In case you didn’t know, Hong Kong citizens are reaping worldwide admiration for the bravery, unity and patriotism they have been displaying for months now against an obstinate government.
Hong Kong citizens, who are, in fact, Chinese, do not want to have anything to do with mainland China when it comes to Hong Kong laws, rights and freedom. And yes, they abhor their leader, Chief Executive Carrie Lam, who is obviously a lapdog of China’s Xi Jinping. Protesting in the streets is the way Hong Kong citizens want to let their feelings known — to demand the absolute withdrawal of an extradition bill, the immediate resignation of Lam, and the release and exoneration of arrested protesters, among other demands.
Still, it’s funny to think that what the Hong Kong government is being accused of right now is nothing compared to what the Philippine government has done and is continuously doing. Yet here we are, Filipinos, letting our own government do silly things on a daily basis, allowing our leaders to mock our Constitution and our laws time and again, and all these being done right in front of our eyes. Yet we lie down comfortably in our homes and sit idly in front of our monitor and keyboard, unperturbed.

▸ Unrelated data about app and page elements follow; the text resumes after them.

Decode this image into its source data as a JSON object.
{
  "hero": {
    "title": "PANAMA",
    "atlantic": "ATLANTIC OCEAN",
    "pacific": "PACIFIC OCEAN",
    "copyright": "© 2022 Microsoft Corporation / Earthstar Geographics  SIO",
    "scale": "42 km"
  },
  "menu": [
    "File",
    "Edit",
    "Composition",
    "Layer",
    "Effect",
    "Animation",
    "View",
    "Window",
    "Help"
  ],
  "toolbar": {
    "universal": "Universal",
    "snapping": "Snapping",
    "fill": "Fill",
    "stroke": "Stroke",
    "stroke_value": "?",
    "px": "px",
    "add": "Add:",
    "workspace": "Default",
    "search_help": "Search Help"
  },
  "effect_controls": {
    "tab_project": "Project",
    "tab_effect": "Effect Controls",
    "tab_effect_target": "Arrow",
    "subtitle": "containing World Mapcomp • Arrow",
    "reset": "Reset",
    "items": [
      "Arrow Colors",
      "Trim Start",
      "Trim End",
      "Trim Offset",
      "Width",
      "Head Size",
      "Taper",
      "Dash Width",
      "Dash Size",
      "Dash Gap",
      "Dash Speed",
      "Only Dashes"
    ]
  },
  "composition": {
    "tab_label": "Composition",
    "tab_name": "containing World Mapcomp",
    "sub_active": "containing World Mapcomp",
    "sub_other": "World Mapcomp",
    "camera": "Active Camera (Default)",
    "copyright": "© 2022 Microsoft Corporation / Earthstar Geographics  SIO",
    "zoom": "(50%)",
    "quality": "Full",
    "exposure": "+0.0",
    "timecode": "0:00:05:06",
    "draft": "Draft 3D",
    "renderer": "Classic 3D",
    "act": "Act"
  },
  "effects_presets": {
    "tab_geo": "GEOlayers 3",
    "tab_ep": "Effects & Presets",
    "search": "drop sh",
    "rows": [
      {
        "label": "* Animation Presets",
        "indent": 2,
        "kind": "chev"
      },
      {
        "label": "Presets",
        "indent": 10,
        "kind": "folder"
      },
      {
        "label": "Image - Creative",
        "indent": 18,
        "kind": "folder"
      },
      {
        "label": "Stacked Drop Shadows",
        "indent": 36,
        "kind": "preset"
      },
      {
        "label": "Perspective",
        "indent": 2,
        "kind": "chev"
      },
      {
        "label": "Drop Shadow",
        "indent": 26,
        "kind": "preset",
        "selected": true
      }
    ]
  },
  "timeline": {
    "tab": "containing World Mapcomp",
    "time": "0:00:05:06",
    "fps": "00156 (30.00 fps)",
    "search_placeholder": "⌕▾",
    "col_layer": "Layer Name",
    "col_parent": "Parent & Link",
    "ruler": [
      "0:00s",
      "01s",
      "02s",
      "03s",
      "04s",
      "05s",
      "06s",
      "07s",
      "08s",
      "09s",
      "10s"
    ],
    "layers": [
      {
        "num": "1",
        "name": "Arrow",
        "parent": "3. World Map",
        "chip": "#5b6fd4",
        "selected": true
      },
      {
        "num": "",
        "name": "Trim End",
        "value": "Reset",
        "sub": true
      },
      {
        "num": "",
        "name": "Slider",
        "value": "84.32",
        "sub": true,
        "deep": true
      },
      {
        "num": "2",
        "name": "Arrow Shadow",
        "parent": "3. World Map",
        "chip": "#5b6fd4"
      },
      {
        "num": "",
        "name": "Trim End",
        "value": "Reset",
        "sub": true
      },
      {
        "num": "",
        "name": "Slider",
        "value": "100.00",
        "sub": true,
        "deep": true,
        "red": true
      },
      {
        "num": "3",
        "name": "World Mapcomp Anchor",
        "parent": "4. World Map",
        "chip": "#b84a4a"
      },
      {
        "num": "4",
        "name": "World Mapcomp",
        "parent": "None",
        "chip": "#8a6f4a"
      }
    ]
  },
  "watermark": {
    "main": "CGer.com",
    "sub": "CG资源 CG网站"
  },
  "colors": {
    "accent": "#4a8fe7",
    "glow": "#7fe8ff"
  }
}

Since 2016, our government has had a soft stance toward China on the West Philippine Sea dispute, despite getting a favorable international arbitral ruling. Our government likewise keeps mum on sightings of Chinese naval base construction, illegal fishing, coral poaching and warships lurking in our territorial waters. What about the gas-rich Recto Bank being used as collateral for a $62-million loan agreement with China? Add to that the influx of Chinese workers into our country due to the loosely regulated Philippine offshore gaming operators.
To top it all, our government had a surprisingly dismissive take on the sinking of a Philippine boat by a Chinese ship in the West Philippine Sea, and with the Filipino boat thereafter abandoned by the Chinese vessel, instead of rescuing the distressed Filipino fishermen.
These things are not just conjecture or baseless fears. These things are actually happening, and their implications seem irreversible. It’s tough that a foreign nation like China is being given royal treatment, to the detriment of Filipino citizens.
But then again, we Filipinos lie down comfortably and sit idly by while all these are happening. Baffling, isn’t it?
Is it because we, as a nation, have become sick and tired of another people’s revolution? Or maybe we do not like the alternative, the so-called “dilawan” faction? Or perhaps the majority of Filipinos really like what the Duterte administration is doing,
and the minority is just being loud and whiny?
This has to be the biggest conundrum in Philippine history.
OLIVER CACHAPERO JR.,